Episcopal Convention Sees Painstaking Work on Sexuality Issues
- Episcopal convention sees painstaking work on sexuality issues
Anglican Journal News
SOLANGE DE SANTIS, STAFF WRITER
June 17, 2006 - Columbus, Ohio
Issues concerning homosexuality will not be resolved at the Episcopal
Church's General Convention before the election of a new presiding
bishop, or national leader, on June 18, since members of a special
committee wrestling with the issues have not yet agreed on the
wording of key resolutions.
Church leaders had said earlier that they hoped to have the
controversial issues decided before the election.
In a special 90-minute session on June 17, the committee passed two
resolutions on the issues, sending them to the full convention, but
two more key resolutions are still in the domain of the committee.
The public deliberation session provided a window into the
painstaking work being done by the 18-member panel, which is
scheduling extra early-morning, midday and evening meetings.
Of the two resolutions that were approved, the first concerned the
language of "an expression of regret" that the American church's
consecration of a gay bishop and acceptance of blessing ceremonies
for gay couples caused pain to other Anglican churches in the world
where homosexuality is not readily accepted.
Members wrangled over whether the resolution should express regret
for not having "adequately explained" the moves, then wondered
whether that wording expressed a sense of American arrogance. "It
could be misinterpreted as being heavy handed," said committee member
Rev. Ian Douglas of Massachusetts.
Other members suggested saying that the U.S. church "had not entered
into a mutual discernment process" with the rest of the worldwide
Anglican Communion and others said the wording should perhaps read

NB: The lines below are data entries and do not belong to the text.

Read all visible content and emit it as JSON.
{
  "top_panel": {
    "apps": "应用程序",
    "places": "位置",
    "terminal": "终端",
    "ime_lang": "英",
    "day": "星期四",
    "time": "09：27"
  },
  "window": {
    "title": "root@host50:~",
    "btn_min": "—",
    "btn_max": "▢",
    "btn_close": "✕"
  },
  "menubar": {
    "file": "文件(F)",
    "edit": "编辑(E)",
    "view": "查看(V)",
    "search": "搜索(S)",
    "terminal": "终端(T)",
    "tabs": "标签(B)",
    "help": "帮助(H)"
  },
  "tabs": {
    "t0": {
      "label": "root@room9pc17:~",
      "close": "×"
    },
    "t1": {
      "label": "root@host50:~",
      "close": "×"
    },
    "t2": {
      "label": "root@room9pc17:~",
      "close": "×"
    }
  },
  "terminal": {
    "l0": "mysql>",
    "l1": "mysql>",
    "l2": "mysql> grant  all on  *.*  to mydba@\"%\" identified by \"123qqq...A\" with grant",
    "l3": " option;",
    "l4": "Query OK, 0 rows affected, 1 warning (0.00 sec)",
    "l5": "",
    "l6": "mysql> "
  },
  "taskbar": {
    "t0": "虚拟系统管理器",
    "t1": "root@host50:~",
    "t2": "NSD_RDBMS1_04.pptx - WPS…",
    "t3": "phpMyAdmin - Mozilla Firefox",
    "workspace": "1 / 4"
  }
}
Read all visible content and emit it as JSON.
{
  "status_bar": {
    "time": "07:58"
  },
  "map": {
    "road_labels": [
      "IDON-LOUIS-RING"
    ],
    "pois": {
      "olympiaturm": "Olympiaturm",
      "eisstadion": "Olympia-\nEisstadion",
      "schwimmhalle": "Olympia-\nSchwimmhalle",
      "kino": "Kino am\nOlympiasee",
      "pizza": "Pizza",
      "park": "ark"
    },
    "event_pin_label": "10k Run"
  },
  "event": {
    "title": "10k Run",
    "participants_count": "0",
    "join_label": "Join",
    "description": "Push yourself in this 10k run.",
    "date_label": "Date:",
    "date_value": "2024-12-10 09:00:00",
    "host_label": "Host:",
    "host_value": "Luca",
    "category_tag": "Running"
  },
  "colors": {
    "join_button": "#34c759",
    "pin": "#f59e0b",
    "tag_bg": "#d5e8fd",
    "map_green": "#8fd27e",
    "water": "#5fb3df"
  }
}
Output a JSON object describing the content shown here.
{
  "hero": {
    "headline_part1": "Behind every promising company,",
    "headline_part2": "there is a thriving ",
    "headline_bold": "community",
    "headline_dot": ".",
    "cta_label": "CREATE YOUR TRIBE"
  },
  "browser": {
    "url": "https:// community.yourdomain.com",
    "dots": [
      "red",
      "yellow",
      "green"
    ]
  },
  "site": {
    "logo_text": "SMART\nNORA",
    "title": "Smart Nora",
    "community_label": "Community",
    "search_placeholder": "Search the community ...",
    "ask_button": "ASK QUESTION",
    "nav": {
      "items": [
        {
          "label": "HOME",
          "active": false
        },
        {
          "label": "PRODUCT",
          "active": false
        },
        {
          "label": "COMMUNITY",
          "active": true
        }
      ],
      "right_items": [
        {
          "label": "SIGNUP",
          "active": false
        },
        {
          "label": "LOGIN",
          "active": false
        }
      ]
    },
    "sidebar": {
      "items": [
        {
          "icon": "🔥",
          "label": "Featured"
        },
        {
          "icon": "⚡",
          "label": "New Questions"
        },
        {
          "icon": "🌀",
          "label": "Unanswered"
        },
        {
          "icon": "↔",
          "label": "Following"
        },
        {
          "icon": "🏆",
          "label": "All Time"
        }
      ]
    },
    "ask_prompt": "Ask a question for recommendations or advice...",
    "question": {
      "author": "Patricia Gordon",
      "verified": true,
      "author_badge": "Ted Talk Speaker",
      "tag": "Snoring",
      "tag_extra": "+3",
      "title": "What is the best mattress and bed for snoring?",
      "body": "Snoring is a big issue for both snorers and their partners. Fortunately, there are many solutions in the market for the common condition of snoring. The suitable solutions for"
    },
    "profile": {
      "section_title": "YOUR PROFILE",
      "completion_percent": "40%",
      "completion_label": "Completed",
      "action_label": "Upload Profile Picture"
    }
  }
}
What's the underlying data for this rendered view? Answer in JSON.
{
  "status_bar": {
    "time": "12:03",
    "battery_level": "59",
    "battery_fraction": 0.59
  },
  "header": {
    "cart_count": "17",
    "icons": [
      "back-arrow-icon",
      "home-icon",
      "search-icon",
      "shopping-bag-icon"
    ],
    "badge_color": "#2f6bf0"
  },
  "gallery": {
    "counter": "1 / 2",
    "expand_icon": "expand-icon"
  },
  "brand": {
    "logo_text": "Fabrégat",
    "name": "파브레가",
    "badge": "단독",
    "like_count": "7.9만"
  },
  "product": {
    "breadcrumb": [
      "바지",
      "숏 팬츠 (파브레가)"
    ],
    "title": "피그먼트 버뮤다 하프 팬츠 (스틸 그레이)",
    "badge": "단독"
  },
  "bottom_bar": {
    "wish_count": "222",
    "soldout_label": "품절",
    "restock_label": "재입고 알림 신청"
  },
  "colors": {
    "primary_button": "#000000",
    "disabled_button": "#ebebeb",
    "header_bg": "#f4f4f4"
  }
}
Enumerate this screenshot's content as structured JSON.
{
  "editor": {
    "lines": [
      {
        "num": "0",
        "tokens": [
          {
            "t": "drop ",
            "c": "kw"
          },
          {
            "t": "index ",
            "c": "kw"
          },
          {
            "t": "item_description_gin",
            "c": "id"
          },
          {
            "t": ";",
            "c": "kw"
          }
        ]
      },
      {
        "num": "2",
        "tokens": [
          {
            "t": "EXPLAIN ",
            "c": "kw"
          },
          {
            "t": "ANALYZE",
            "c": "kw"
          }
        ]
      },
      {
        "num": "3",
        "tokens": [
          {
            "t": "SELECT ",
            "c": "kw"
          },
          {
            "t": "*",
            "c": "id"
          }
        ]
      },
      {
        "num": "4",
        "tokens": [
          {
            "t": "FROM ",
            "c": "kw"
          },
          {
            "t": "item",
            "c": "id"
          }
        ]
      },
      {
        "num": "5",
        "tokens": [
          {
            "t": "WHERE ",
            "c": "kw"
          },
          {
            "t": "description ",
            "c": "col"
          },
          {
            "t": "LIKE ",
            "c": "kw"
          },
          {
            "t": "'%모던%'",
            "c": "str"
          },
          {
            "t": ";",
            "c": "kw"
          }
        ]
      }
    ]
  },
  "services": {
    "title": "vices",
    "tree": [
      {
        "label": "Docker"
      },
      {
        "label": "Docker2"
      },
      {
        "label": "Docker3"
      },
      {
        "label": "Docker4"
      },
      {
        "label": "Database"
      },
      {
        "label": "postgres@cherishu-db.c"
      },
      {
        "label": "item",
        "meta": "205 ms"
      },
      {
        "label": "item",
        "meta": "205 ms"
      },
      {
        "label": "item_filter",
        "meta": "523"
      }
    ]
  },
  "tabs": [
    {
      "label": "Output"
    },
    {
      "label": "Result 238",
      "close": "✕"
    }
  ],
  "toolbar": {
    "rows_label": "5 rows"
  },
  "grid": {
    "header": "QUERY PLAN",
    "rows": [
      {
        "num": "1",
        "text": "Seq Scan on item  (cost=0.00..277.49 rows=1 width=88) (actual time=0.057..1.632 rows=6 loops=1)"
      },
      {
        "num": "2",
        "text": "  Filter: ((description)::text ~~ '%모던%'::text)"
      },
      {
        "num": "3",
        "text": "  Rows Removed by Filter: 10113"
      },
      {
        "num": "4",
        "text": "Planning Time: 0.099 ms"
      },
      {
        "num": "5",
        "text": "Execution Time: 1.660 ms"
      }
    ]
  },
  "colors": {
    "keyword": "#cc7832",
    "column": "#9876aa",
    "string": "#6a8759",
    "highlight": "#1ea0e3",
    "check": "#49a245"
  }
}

"not sought the collective wisdom" of the communion.
The committee chair, Bishop Dorsey Henderson of the diocese of Upper
South Carolina, urged his colleagues to move things along. "I'm
terrified we will get jammed up on the last day," he said. The
triennial governing convention runs from June 13 to June 21.
The second resolution asks the convention to endorse a plan for
"designated Episcopal oversight" developed by the church's bishops in
2004 that would allow bishops to cross diocesan boundaries to
minister to congregations that disagree with their diocesan bishops.
The situation has arisen generally where a bishop has liberal views
on homosexuality and clashes with conservative congregations, some of
whom have joined breakaway groups or sought the leadership of a
bishop from outside the country. Ten of the church's 110 dioceses
have formed a dissenting group, the Anglican Communion Network. An
organization called the American Anglican Council (AAC), based in
Atlanta, acts as a sounding board and source of advice for
congregations wanting to break away from the national church.
The committee added wording to the resolution that asked the
convention to "urge continued maintenance of historic diocesan
boundaries, the authority of the diocesan bishop and respect for the
historical relationships of the separate and autonomous provinces of
the Anglican Communion."
Many Episcopalians have expressed resentment at pressure by other
Anglican churches since each church in the worldwide communion is
self-governing and not subject to a central authority such as the
Roman Catholic pope.
Bishop Robert O'Neill of Colorado noted that the committee needed to
get the resolutions "into the system" because they could undergo
further revisions in either of the convention's two legislative
bodies, the house of bishops and the house of deputies (laity and
Both were approved and the panel scheduled an early-morning meeting
for June 18 to deal with resolutions that would address the fallout
from the consecration of the openly-gay Bishop Gene Robinson and from
a 2003 decision recognizing that gay blessing ceremonies occur in
In a brief interview outside the committee room, Rev. Susan Russell,
president of Integrity, a support group for gay Anglicans, said the
lengthy deliberations show that "these are people of deep faith and
commitment to the Anglican Communion, with wide differences. They are
giving their best effort."
Conservatives, however, say they do not believe the committee, or the
convention, will give them what they want ï¿½ a ban on any further
election of gay candidates to the episcopate, an strong expression of
repentance for the 2003 actions and a ban on same-sex blessing
ceremonies. Those moves are called for in an international Anglican
statement called the Windsor Report.
"If their resolutions are worded in Windsor words and convey the
content Windsor is looking for, it would be unacceptable to the house
of deputies and the house of bishops," said Canon David Anderson,
president of AAC. "If they pass what is acceptable to them, it will
not be acceptable to the primates (national archbishops)."
As to whether the unresolved nature of several of the issues will
affect the election of the presiding bishop, Rev. Sandye Wilson said
she thought "people put too much stock in how it's going to affect
the outcome of the election." Conservatives have already said that
none of the seven candidates are acceptable to them.